Recipe Testers’ Reviews
This was a fun recipe to transfer to the Crock-Pot. Wanting to keep it simple, I elected not to simmer the beans with the cider but to use 2 cups of cider with my soaked, but uncooked beans. The perfect balance of salty and sweet with deep flavors of molasses and mustard. While the beans could have used a bit more time in the slow cooker, the flavor was absolutely wonderful. I’ll definitely make these again, but I will plan on 10 hours in the slow cooker to get the beans to the point where they give up all resistance.
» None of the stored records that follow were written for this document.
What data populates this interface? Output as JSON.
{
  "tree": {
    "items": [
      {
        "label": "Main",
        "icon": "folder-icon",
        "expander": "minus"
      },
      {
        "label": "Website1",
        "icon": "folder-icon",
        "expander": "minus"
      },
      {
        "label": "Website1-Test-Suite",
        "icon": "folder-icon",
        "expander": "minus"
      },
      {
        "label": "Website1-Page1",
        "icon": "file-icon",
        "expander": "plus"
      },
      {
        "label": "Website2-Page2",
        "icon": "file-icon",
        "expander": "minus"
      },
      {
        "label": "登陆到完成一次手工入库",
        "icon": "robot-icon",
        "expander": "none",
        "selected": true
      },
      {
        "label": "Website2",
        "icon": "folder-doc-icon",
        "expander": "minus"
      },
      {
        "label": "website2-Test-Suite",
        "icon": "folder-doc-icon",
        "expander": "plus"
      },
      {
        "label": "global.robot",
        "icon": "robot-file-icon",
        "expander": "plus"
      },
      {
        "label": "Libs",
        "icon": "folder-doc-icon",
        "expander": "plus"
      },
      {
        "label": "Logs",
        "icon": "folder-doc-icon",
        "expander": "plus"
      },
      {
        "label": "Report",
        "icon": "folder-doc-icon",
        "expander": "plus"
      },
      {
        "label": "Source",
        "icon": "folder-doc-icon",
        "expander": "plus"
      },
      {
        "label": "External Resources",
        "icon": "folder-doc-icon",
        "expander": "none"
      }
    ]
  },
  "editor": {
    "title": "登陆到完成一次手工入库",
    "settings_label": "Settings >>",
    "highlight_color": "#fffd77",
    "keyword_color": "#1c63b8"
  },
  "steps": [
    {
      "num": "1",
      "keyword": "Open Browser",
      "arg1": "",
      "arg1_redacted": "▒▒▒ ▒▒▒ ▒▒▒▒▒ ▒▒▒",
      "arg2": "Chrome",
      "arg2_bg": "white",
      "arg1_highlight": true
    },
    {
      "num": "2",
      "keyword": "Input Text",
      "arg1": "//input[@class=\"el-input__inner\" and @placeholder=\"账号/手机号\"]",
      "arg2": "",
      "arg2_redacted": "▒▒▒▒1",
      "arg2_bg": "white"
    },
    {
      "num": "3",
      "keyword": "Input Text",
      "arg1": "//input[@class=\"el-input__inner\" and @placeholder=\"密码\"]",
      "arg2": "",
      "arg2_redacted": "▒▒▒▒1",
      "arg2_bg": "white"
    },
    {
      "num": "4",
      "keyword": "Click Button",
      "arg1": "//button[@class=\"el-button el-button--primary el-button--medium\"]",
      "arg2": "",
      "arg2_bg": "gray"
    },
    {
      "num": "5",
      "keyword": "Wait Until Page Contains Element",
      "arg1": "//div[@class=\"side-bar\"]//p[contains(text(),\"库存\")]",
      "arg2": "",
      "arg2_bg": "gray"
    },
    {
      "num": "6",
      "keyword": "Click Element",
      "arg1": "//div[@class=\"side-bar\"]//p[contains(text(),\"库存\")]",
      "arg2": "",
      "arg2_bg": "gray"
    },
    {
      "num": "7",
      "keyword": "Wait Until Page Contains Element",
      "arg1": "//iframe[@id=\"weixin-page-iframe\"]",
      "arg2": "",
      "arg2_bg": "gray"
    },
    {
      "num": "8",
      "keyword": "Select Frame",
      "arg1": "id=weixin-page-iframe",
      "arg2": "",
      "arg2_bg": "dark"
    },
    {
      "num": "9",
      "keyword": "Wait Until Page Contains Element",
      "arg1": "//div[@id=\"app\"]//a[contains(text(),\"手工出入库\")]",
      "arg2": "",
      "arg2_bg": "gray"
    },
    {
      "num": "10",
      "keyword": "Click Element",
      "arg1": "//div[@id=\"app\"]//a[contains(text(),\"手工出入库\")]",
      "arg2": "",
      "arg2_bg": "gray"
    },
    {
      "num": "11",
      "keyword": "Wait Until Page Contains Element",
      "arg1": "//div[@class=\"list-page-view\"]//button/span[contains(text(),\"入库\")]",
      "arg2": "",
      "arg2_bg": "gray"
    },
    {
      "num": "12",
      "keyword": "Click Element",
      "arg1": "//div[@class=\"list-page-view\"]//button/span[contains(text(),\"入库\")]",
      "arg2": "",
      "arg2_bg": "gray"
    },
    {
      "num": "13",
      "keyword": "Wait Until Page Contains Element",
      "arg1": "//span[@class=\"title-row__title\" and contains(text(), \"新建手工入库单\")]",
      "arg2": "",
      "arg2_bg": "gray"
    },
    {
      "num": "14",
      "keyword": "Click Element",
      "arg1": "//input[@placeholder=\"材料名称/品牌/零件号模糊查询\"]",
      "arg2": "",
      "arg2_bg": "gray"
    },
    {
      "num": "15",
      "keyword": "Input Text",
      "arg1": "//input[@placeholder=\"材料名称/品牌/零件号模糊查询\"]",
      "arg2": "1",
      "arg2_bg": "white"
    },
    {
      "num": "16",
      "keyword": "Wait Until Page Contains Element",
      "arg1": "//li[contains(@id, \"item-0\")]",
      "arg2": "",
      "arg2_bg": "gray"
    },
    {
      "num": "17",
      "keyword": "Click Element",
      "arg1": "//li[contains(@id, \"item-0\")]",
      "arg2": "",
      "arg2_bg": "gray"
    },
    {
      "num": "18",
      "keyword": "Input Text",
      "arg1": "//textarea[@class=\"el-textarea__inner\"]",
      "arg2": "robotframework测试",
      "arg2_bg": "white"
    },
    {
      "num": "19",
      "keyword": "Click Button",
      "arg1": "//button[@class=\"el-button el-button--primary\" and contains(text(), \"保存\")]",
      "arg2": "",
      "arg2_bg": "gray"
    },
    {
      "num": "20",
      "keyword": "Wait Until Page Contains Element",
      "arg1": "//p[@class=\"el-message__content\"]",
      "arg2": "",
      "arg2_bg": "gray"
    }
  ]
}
I placed the salt pork on the bottom of the Crock-Pot, layered the beans on top of the salt pork, and poured the cider on the beans. I then buried the onions in the beans. I heated the molasses in the microwave on 50% power for 30 seconds. This was the perfect temperature for the mustard to blend into the molasses. I poured that on the beans and topped them with the remaining salt pork and set the slow cooker to high. I cooked the beans for 3 hours on high and then on low for 4 additional hours.